IoT Hub doesn't report each individual device connect and disconnect, but rather publishes the current connection state taken at a periodic 60-second snapshot. Receiving either the same connection state event with different sequence numbers or different connection state events both mean that there was a change in the device connection state during the 60-second window.

Event Grid limitations

Using Event Grid to monitor your device status comes with the following limitations:

  • Event Grid doesn't report each individual device connect and disconnect event. Instead, it polls for device status every 60 seconds and publishes the most recent connection state if there was a state change. For this reason, state change reports may be delayed up to one minute and individual state changes may be unreported if multiple events happen within the 60-second window.
  • Devices that use MQTT start reporting device status automatically. However, devices that use AMQP need cloud-to-device link before they can report device status.
  • The IoT C SDK doesn't have a connect method. Customers must send telemetry to begin reporting accurate device connection states.
  • Event Grid exposes a public endpoint that can't be hidden.

If any of these limitations affect your ability to use Event Grid for device status monitoring, then you should consider building a custom device heartbeat pattern instead.

Device heartbeat pattern

If you need to know the connection state of your devices but the limitations of Event Grid are too restricting for your solution, you can implement the heartbeat pattern. In the heartbeat pattern, the device sends device-to-cloud messages at least once every fixed amount of time (for example, at least once every hour). Even if a device doesn't have any data to send, it still sends an empty device-to-cloud message, usually with a property that identifies it as a heartbeat message. On the service side, the solution maintains a map with the last heartbeat received for each device. If the solution doesn't receive a heartbeat message within the expected time from the device, it assumes that there's a problem with the device.

Device heartbeat limitations

Since heartbeat messages are implemented as device-to-cloud messages, they count against your IoT Hub message quota and throttling limits.

Short expiry time pattern

If an IoT solution uses the connection state solely to determine whether to send cloud-to-device messages to a device, and messages aren't broadcast to large sets of devices, consider using the short expiry time pattern as a simpler alternative to the heartbeat pattern. The short expiry time pattern is a way to determine whether to send cloud-to-device messages by sending messages with a short message expiration time and requesting message acknowledgments from the devices.

For more information, see Message expiration (time to live).

Other monitoring options

A more complex implementation could include the information from Azure Monitor and Azure Resource Health to identify devices that are trying to connect or communicate but failing. Azure Monitor dashboards are helpful for seeing the aggregate health of your devices, while Event Grid and heartbeat patterns make it easier to respond to individual device outages.
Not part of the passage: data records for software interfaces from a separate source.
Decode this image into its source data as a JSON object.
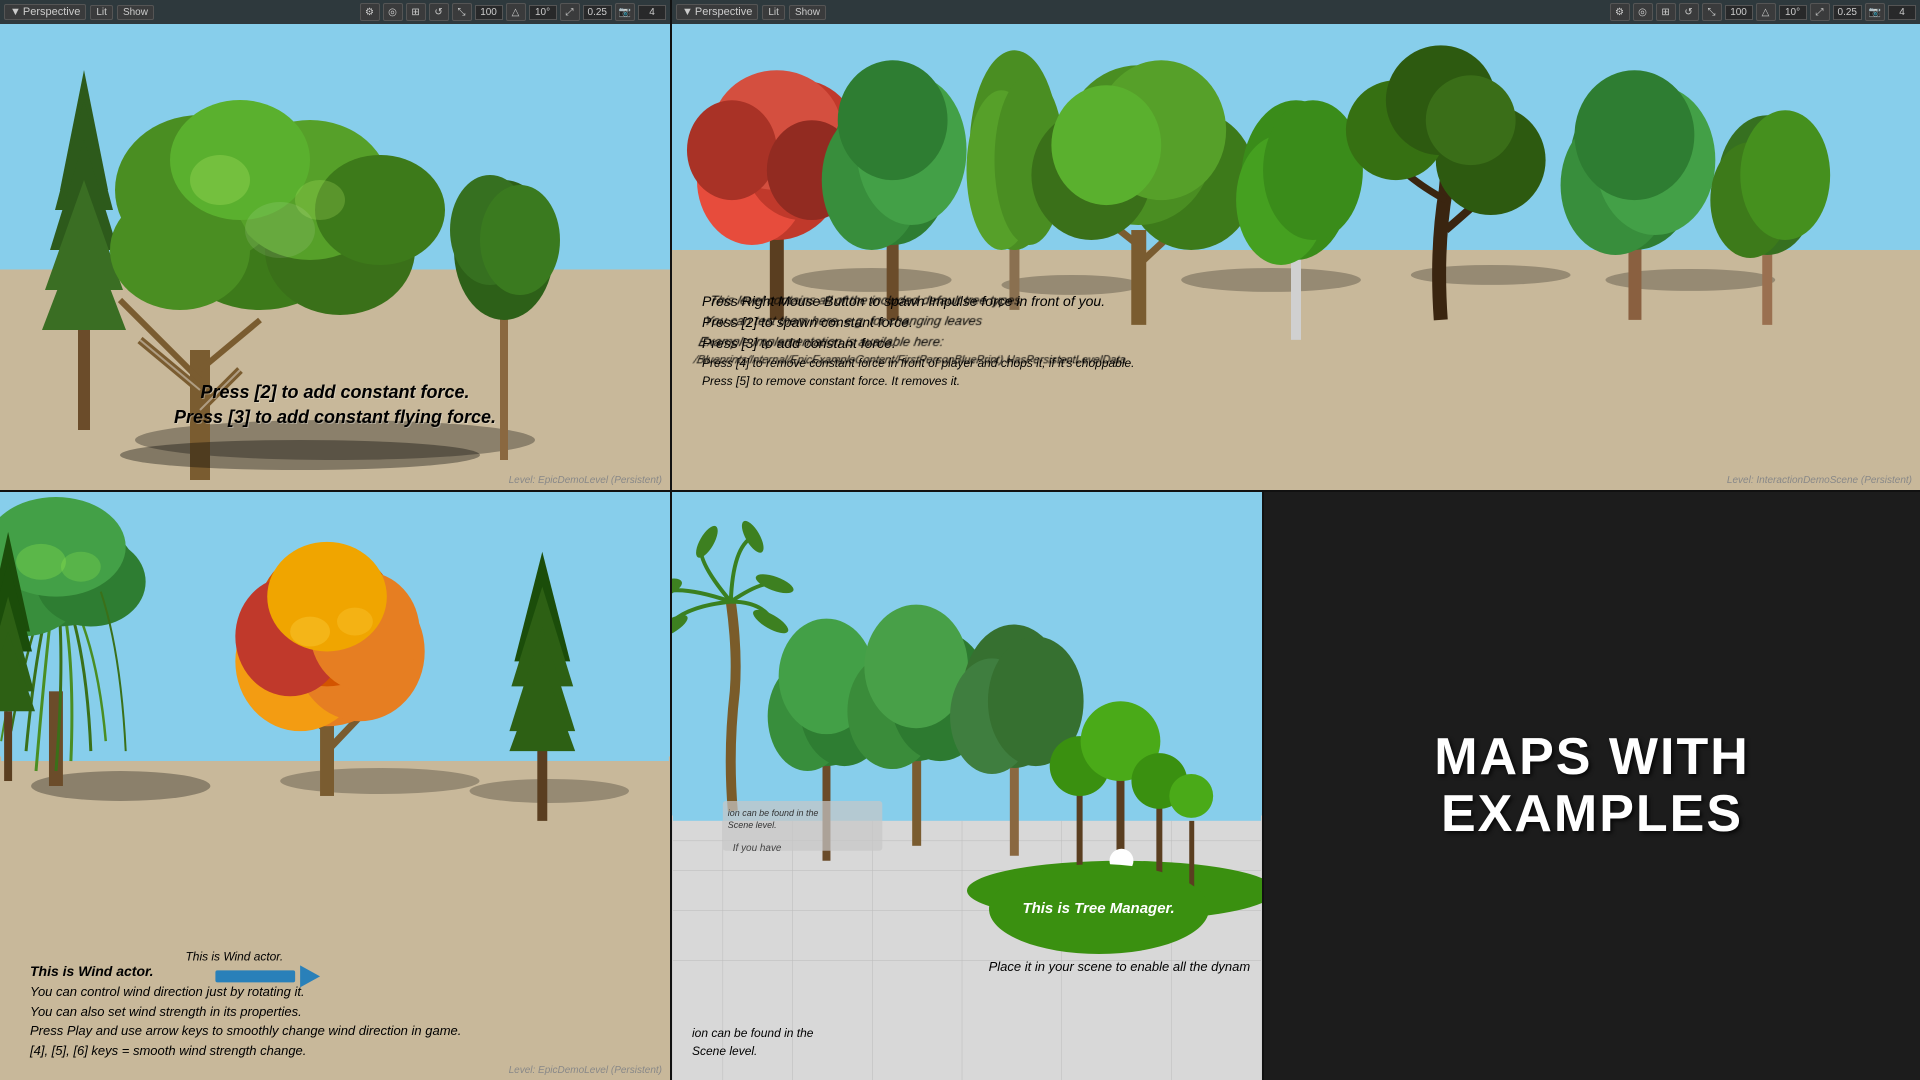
{
  "viewports": {
    "vp1": {
      "toolbar": {
        "perspective_label": "Perspective",
        "lit_label": "Lit",
        "show_label": "Show",
        "num_value": "100",
        "angle_value": "10°",
        "scale_value": "0.25",
        "num2_value": "4"
      },
      "overlay": {
        "line1": "Press [2] to add constant force.",
        "line2": "Press [3] to add constant flying force."
      },
      "level": "Level: EpicDemoLevel (Persistent)"
    },
    "vp2": {
      "toolbar": {
        "perspective_label": "Perspective",
        "lit_label": "Lit",
        "show_label": "Show",
        "num_value": "100",
        "angle_value": "10°",
        "scale_value": "0.25",
        "num2_value": "4"
      },
      "overlay": {
        "line1": "This level contains all of the included default tree types",
        "line2": "You can test them here, e.g. for changing leaves",
        "line3": "Example implementation is available here:",
        "line4": "/Blueprints/Internal/EpicExampleContent/FirstPersonBluePrint) HasPersistentLevelData",
        "line5": "",
        "line6": "Press Right Mouse Button to spawn Impulse force in front of you.",
        "line7": "Press [2] to spawn constant force.",
        "line8": "Press [3] to add constant force.",
        "line9": "Press [4] to remove constant force in front of player and chops it, if it's choppable.",
        "line10": "Press [5] to remove constant force. It removes it."
      },
      "level": "Level: InteractionDemoScene (Persistent)"
    },
    "vp3": {
      "overlay": {
        "wind_label": "This is Wind actor.",
        "line1": "You can control wind direction just by rotating it.",
        "line2": "You can also set wind strength in its properties.",
        "line3": "Press Play and use arrow keys to smoothly change wind direction in game.",
        "line4": "[4], [5], [6] keys = smooth wind strength change."
      },
      "level": "Level: EpicDemoLevel (Persistent)"
    },
    "vp4": {
      "overlay": {
        "line1": "ion can be found in the",
        "line2": "Scene level.",
        "line3": "If you have"
      }
    },
    "vp5": {
      "title_line1": "MAPS WITH",
      "title_line2": "EXAMPLES"
    }
  },
  "tree_manager": {
    "bubble_text": "This is Tree Manager.",
    "sub_text": "Place it in your scene to enable all the dynam"
  }
}
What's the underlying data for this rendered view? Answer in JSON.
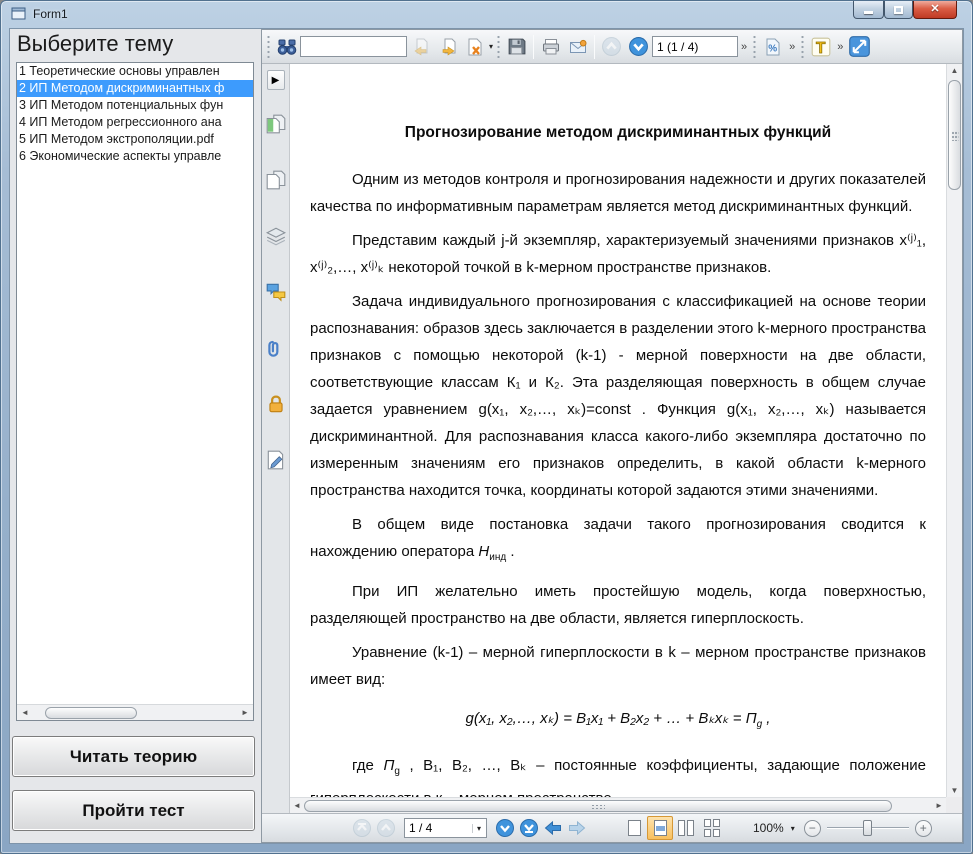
{
  "window": {
    "title": "Form1"
  },
  "sidebar": {
    "heading": "Выберите тему",
    "topics": [
      {
        "label": "1 Теоретические основы управлен",
        "selected": false
      },
      {
        "label": "2 ИП Методом дискриминантных ф",
        "selected": true
      },
      {
        "label": "3 ИП Методом потенциальных фун",
        "selected": false
      },
      {
        "label": "4 ИП Методом регрессионного ана",
        "selected": false
      },
      {
        "label": "5 ИП Методом экстрополяции.pdf",
        "selected": false
      },
      {
        "label": "6 Экономические аспекты управле",
        "selected": false
      }
    ],
    "read_theory_button": "Читать теорию",
    "take_test_button": "Пройти тест"
  },
  "viewer": {
    "toolbar": {
      "search_value": "",
      "page_field": "1 (1 / 4)",
      "chevron": "»",
      "dropdown": "▾"
    },
    "statusbar": {
      "page_combo": "1 / 4",
      "zoom_level": "100%",
      "dropdown": "▾"
    },
    "scroll": {
      "up": "▲",
      "down": "▼",
      "left": "◄",
      "right": "►"
    },
    "icons": {
      "find": "binoculars",
      "text_tool": "T"
    },
    "window_glyphs": {
      "close": "✕"
    }
  },
  "document": {
    "title": "Прогнозирование методом дискриминантных функций",
    "p1": "Одним из методов контроля и прогнозирования надежности и других показателей качества по информативным параметрам является метод дискриминантных функций.",
    "p2": "Представим каждый j-й экземпляр, характеризуемый значениями признаков x⁽ʲ⁾₁, x⁽ʲ⁾₂,…, x⁽ʲ⁾ₖ некоторой точкой в k-мерном пространстве признаков.",
    "p3": "Задача индивидуального прогнозирования с классификацией на основе теории распознавания: образов здесь заключается в разделении этого k-мерного пространства признаков с помощью некоторой (k-1) - мерной поверхности на две области, соответствующие классам К₁ и К₂. Эта разделяющая поверхность в общем случае задается уравнением g(x₁, x₂,…, xₖ)=const . Функция g(x₁, x₂,…, xₖ) называется дискриминантной. Для распознавания класса какого-либо экземпляра достаточно по измеренным значениям его признаков определить, в какой области k-мерного пространства находится точка, координаты которой задаются этими значениями.",
    "p4_pre": "В общем виде постановка задачи такого прогнозирования сводится к нахождению оператора ",
    "p4_operator": "Н",
    "p4_operator_sub": "инд",
    "p4_post": " .",
    "p5": "При ИП желательно иметь простейшую модель, когда поверхностью, разделяющей пространство на две области, является гиперплоскость.",
    "p6": "Уравнение (k-1) – мерной гиперплоскости в k – мерном пространстве признаков имеет вид:",
    "formula_main": "g(x₁, x₂,…, xₖ) = B₁x₁ + B₂x₂ + … + Bₖxₖ = ",
    "formula_pi": "П",
    "formula_pi_sub": "g",
    "formula_tail": " ,",
    "p7_pre": "где ",
    "p7_pi": "П",
    "p7_pi_sub": "g",
    "p7_rest": " , B₁, B₂, …, Bₖ – постоянные коэффициенты, задающие положение гиперплоскости в к – мерном пространстве."
  },
  "colors": {
    "selection_blue": "#3d9bfd",
    "accent_blue": "#3f93dc",
    "selected_layout_orange": "#f8c05f",
    "close_button_red": "#bf3a24"
  }
}
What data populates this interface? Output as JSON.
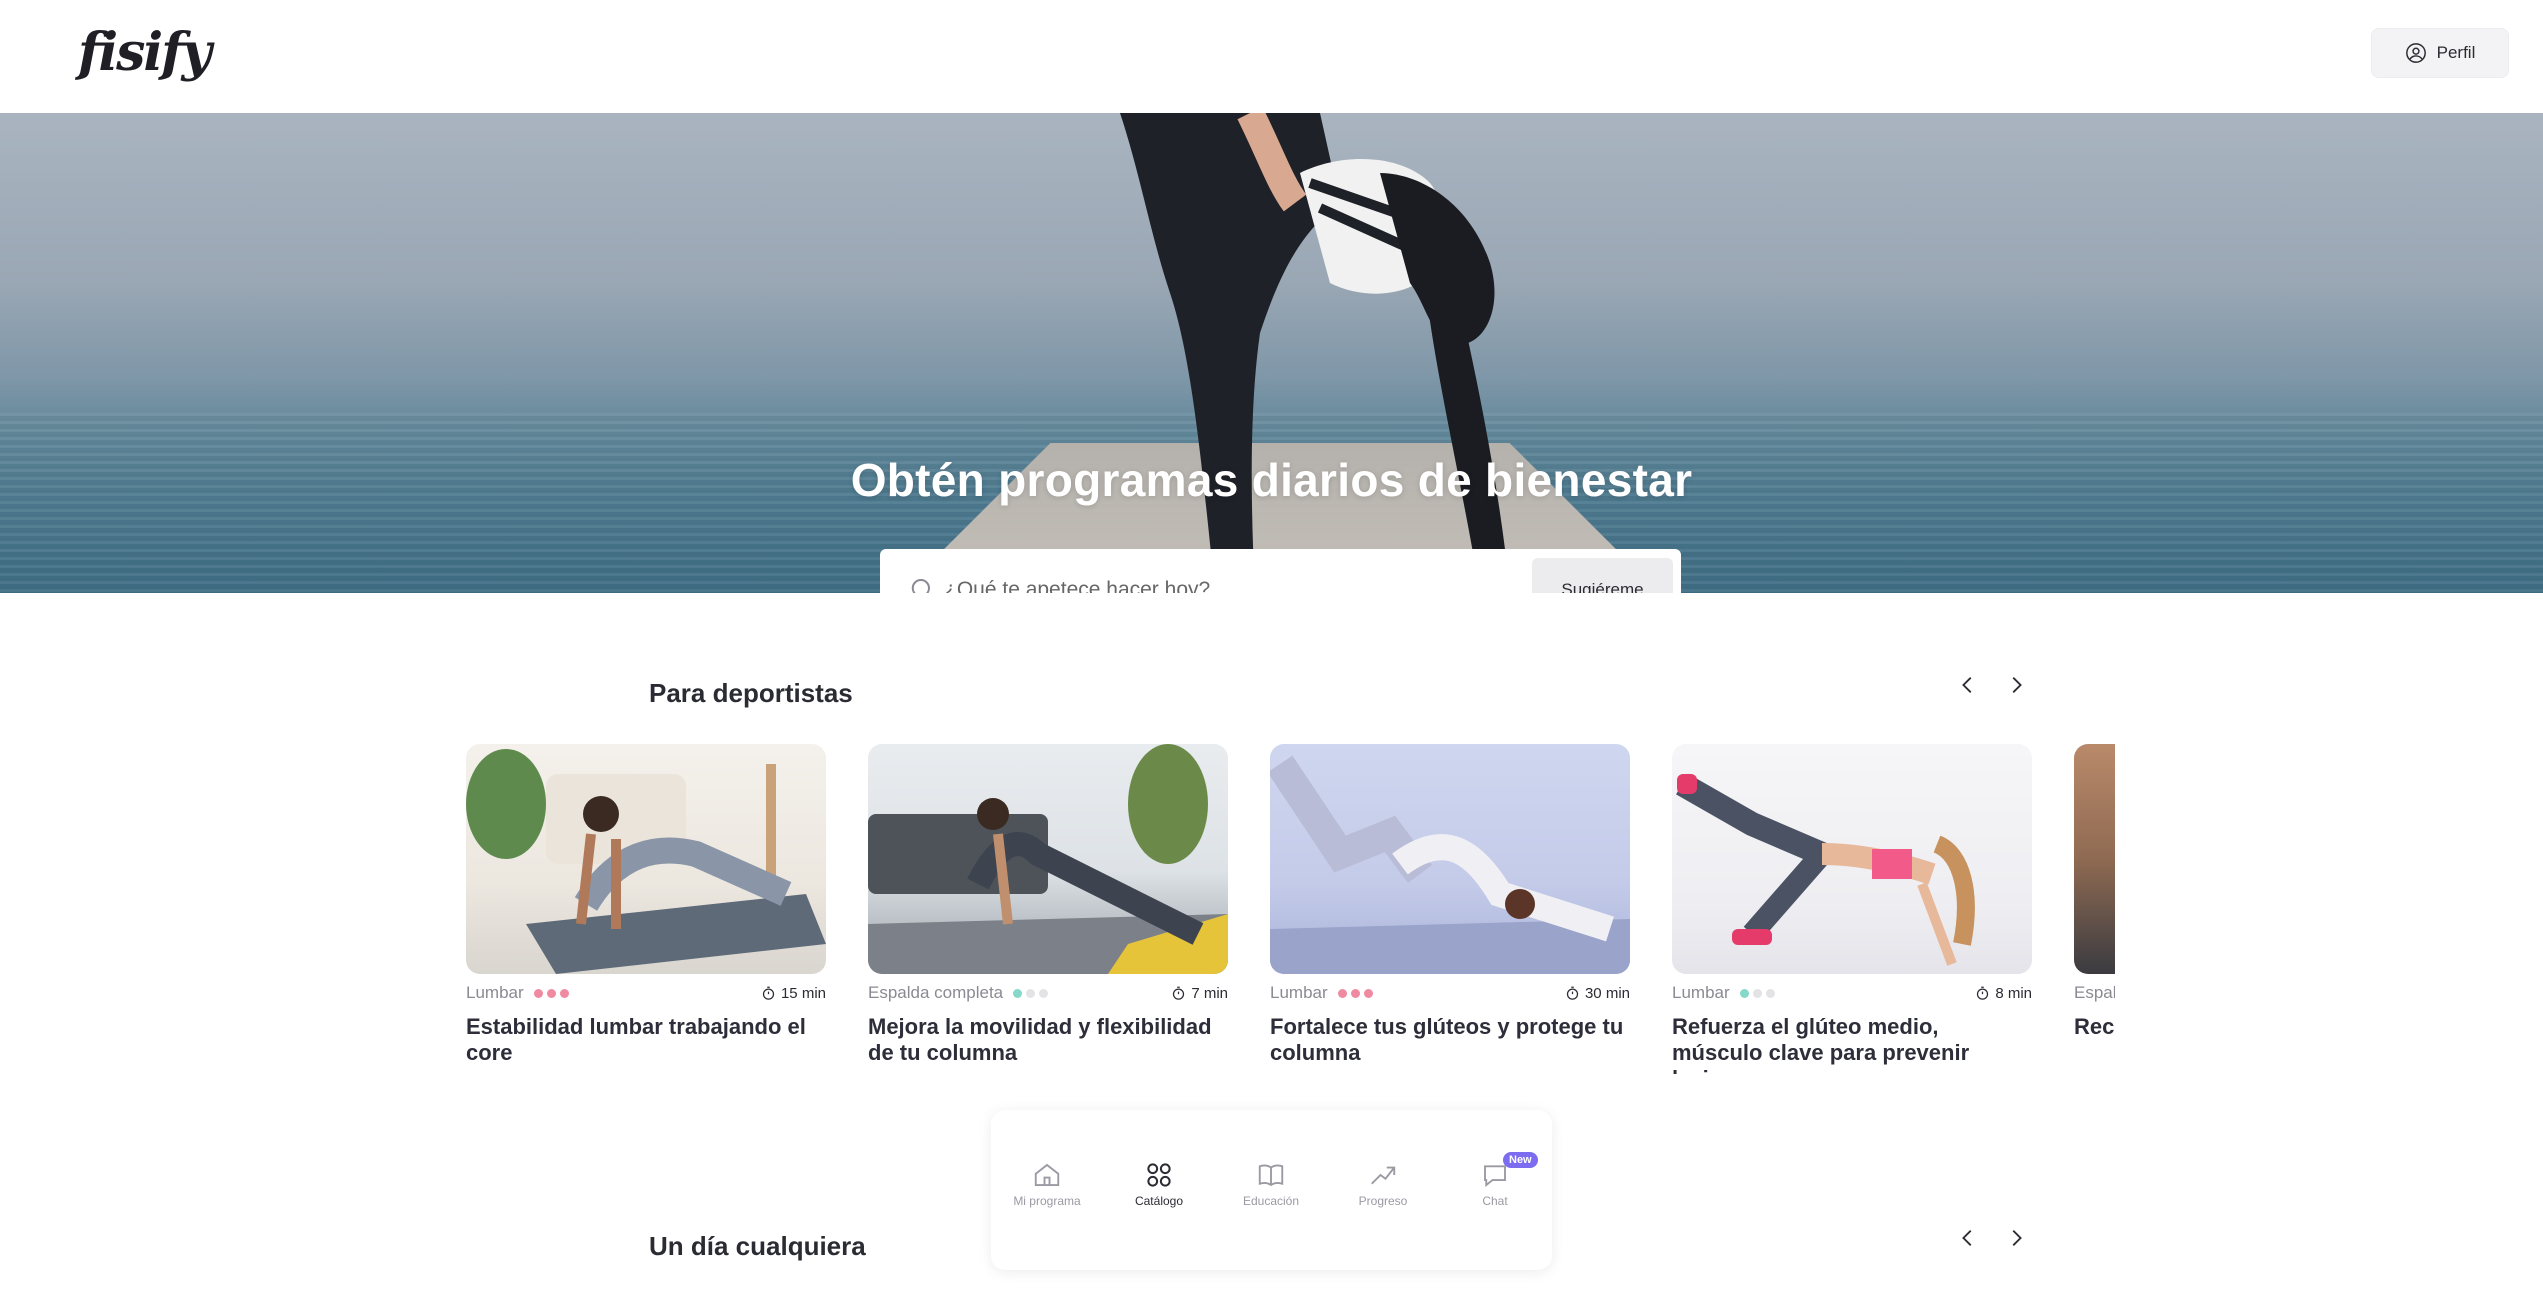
{
  "header": {
    "logo_text": "fisify",
    "profile_label": "Perfil"
  },
  "hero": {
    "title": "Obtén programas diarios de bienestar",
    "search_placeholder": "¿Qué te apetece hacer hoy?",
    "search_value": "",
    "suggest_label": "Sugiéreme"
  },
  "sections": [
    {
      "title": "Para deportistas",
      "cards": [
        {
          "category": "Lumbar",
          "duration": "15 min",
          "title": "Estabilidad lumbar trabajando el core",
          "level_filled": 3,
          "dot_color": "#f08aa0"
        },
        {
          "category": "Espalda completa",
          "duration": "7 min",
          "title": "Mejora la movilidad y flexibilidad de tu columna",
          "level_filled": 1,
          "dot_color": "#86d9c8"
        },
        {
          "category": "Lumbar",
          "duration": "30 min",
          "title": "Fortalece tus glúteos y protege tu columna",
          "level_filled": 3,
          "dot_color": "#f08aa0"
        },
        {
          "category": "Lumbar",
          "duration": "8 min",
          "title": "Refuerza el glúteo medio, músculo clave para prevenir lesiones",
          "level_filled": 1,
          "dot_color": "#86d9c8"
        },
        {
          "category": "Espal",
          "duration": "",
          "title": "Recu de u",
          "level_filled": 0,
          "dot_color": "#86d9c8"
        }
      ]
    },
    {
      "title": "Un día cualquiera",
      "cards": []
    }
  ],
  "bottom_nav": {
    "items": [
      {
        "label": "Mi programa",
        "icon": "home-icon",
        "active": false
      },
      {
        "label": "Catálogo",
        "icon": "grid-icon",
        "active": true
      },
      {
        "label": "Educación",
        "icon": "book-icon",
        "active": false
      },
      {
        "label": "Progreso",
        "icon": "trend-icon",
        "active": false
      },
      {
        "label": "Chat",
        "icon": "chat-icon",
        "active": false,
        "badge": "New"
      }
    ]
  },
  "colors": {
    "dot_inactive": "#e3e3e6",
    "badge": "#7c6cf0"
  }
}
To learn more about using these services with IoT Hub, see Monitor IoT Hub and Check IoT Hub resource health. For more specific information about using Azure Monitor or Event Grid to monitor device connectivity, see Monitor, diagnose, and troubleshoot device connectivity.